In Cape Verde, 80% of fruits and vegetables are imported. 90% of the territory is uncultivable. Indeed, the archipelago is an arid zone, rainfall is rare and the land is rocky. These constraints have led farmers to find solutions to improve crops: drip irrigation at first, then hydroponics. It is this system that the Nomade des Mers team was interested in during its visit.
Sergio Roque Monteiro, a Brazilian agronomist, has been developing hydroponics in Cape Verde for 15 years. His main objective is to achieve “popular” hydroponics, accessible to small producers. As a local expert in the field, he is now accompanying INIDA towards this sustainable culture and has provided the crew with his expertise to optimize the system aboard the Nomade des Mers.
Hydroponics is a system of soilless cultivation of plants and vegetation that allows to save water compared to soil cultivation. The roots are immersed in a neutral and inert substrate (such as clay balls, sand…) which serves as a support. They directly capture the nutrients necessary for their growth in the water enriched by a nutritive solution. This system is relevant in environments where the cultivable surface is limited or polluted.
Soil culture is still to be preferred when possible, however, hydroponics can perfectly meet the needs of populations in arid regions where fertile land and water are scarce and in environments where the cultivable surface is limited or polluted. In cities and urban areas, where few spaces are available for cultivation in the ground, it is particularly suitable for cultivation in restricted spaces (roofs of buildings, apartments, disused factories…). Being able to be developed vertically, hydroponics also allows for a much higher production per square meter than soil-based agriculture, while allowing for a return to culture among city dwellers, who are often disconnected from nature. However, hydroponics can be costly and not very ecological if it is set up in a greenhouse with artificial lighting and heating or with chemical inputs.
Germinated seeds #
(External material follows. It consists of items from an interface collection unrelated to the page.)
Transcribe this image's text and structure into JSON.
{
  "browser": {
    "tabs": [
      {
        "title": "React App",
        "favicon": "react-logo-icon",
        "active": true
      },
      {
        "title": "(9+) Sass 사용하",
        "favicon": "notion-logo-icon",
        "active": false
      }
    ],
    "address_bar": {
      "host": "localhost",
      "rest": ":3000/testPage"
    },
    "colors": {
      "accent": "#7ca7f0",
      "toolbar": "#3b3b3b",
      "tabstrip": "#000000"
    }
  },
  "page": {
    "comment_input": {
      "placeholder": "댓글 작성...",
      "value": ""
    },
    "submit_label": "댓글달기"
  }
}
The stopover in Cape Verde was also an opportunity to learn about sprouts and germinated seeds, which are now an important part of the Nomade des Mer crew’s diet.
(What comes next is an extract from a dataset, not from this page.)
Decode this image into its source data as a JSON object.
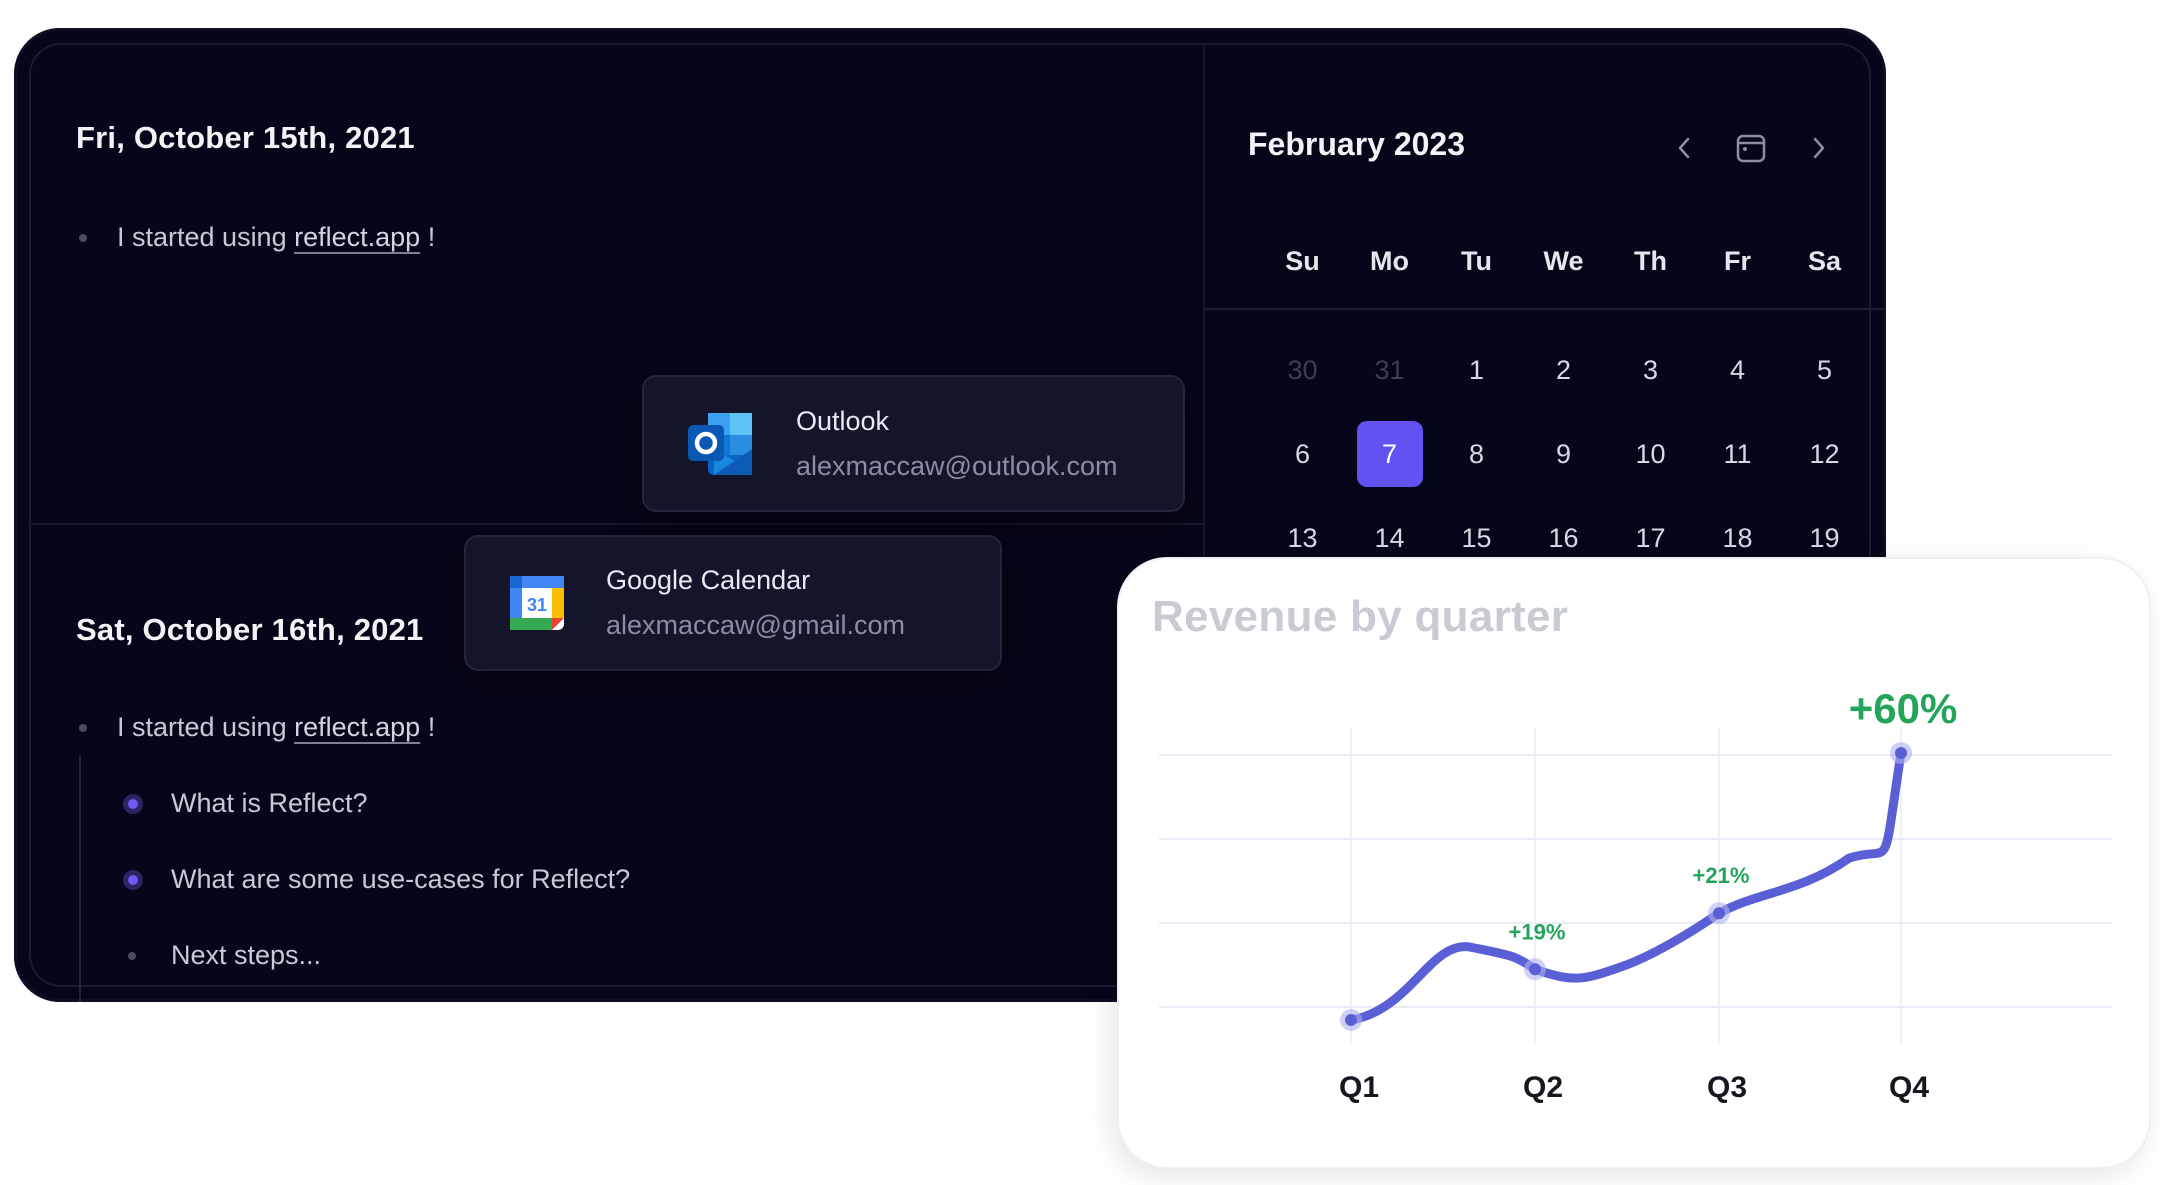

A sprout or a shoot is a dry cereal or vegetable that is soaked to soften the skin (the tegument) and let it germinate. Sprouts and shoots are particularly nutritious because they contain the highest energy content that a plant can produce during its life cycle. With very little water, these young shoots and sprouts grow in just a few days to accompany a dish or even make a salad.
The more light the seeds are exposed to, the longer they will take to germinate. Jars should be kept at an angle, with the opening at the bottom, to allow for residual water drainage. If the jars or trays are too full, the seeds may become moldy. Moreover, the germs which do not become green at the end of germination are as nutritive as the others, they simply do not contain chlorophyll. Finally, not all sprouted seeds are edible: tomato, eggplant, bell pepper and rhubarb seeds are toxic.